** Supplied information follows **

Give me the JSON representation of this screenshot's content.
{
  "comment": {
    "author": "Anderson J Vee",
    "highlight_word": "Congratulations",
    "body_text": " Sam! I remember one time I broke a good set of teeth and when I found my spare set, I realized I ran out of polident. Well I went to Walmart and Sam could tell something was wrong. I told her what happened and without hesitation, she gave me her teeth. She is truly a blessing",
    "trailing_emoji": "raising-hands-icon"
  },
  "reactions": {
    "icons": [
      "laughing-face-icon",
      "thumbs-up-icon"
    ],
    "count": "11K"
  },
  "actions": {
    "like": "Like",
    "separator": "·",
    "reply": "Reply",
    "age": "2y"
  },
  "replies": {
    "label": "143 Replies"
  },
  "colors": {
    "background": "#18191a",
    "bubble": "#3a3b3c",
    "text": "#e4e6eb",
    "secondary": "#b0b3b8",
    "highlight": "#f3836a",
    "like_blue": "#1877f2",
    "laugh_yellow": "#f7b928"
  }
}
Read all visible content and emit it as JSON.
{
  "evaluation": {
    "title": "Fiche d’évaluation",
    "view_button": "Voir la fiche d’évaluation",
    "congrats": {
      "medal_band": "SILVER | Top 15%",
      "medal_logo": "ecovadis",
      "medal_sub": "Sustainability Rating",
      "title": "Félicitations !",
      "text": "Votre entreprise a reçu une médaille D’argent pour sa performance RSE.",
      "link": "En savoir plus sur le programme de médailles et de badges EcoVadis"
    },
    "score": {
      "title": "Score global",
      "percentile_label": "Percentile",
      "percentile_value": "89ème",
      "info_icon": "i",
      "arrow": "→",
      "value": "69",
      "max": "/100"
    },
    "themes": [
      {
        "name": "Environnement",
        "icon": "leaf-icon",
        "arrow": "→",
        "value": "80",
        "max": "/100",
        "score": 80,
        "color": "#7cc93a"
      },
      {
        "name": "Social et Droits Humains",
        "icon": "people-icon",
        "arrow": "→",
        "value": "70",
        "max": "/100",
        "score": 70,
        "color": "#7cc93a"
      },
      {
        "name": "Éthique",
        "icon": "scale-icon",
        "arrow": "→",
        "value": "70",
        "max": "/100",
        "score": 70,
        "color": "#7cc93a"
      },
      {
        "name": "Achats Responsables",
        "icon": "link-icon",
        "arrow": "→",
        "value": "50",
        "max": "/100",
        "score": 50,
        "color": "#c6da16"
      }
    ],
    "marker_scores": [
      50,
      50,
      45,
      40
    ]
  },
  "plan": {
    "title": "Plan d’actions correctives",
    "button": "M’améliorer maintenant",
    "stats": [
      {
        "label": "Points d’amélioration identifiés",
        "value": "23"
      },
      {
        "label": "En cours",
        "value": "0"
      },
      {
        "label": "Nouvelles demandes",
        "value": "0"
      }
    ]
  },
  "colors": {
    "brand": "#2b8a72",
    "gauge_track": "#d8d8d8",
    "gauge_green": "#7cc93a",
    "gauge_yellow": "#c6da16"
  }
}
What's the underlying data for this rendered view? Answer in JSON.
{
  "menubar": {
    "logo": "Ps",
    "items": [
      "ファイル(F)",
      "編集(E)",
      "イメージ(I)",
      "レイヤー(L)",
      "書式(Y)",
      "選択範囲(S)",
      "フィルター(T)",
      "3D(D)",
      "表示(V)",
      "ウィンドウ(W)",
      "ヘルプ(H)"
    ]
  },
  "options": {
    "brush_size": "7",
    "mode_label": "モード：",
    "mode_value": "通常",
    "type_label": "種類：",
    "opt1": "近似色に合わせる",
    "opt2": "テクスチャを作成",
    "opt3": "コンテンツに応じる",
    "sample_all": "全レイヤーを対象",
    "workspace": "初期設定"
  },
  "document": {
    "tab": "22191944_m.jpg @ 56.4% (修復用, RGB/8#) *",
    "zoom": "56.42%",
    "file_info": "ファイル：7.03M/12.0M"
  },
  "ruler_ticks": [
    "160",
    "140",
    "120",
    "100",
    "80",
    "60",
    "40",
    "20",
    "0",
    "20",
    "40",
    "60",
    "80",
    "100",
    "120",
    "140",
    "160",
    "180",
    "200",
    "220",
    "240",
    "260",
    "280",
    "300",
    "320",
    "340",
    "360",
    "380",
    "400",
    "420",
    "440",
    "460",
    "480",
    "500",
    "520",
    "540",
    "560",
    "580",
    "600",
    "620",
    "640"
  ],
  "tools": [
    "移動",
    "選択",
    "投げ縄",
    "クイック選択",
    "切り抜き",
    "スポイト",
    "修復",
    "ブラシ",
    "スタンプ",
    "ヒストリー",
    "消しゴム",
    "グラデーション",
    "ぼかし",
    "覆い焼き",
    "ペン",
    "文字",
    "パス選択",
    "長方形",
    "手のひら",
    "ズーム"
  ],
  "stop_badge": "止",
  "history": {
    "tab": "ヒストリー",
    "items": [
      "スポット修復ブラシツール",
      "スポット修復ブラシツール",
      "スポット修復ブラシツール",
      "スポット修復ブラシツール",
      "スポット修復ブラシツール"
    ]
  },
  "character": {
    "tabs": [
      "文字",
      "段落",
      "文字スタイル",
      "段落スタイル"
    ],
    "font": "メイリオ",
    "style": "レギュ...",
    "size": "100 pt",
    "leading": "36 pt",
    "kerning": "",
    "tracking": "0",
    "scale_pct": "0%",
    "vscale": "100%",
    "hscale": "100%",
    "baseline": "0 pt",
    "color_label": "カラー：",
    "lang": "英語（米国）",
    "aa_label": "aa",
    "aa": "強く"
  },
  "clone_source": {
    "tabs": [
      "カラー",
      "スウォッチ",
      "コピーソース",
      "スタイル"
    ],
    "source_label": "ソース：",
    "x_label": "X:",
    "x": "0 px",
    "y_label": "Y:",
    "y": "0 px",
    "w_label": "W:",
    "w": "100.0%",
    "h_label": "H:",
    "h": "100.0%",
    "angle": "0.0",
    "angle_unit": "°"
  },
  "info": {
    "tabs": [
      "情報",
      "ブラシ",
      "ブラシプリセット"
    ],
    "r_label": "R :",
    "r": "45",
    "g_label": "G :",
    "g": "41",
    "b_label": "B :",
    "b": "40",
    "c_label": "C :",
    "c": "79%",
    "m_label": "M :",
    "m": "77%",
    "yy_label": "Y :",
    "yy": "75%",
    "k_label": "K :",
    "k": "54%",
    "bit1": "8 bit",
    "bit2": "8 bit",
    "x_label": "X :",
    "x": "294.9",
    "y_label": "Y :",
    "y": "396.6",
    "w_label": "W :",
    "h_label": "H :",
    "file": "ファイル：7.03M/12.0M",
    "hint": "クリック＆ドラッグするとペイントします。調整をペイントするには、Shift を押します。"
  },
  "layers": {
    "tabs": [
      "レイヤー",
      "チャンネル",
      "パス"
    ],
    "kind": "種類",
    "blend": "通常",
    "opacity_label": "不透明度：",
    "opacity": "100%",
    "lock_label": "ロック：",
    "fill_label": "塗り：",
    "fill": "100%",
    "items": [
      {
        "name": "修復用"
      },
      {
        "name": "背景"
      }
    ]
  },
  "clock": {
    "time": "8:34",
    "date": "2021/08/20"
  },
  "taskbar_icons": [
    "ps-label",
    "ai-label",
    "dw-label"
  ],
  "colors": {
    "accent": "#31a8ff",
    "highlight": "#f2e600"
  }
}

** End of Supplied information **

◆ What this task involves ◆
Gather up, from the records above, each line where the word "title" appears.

◆ Result of this task ◆
    "title": "Fiche d’évaluation",
      "title": "Félicitations !",
      "title": "Score global",
    "title": "Plan d’actions correctives",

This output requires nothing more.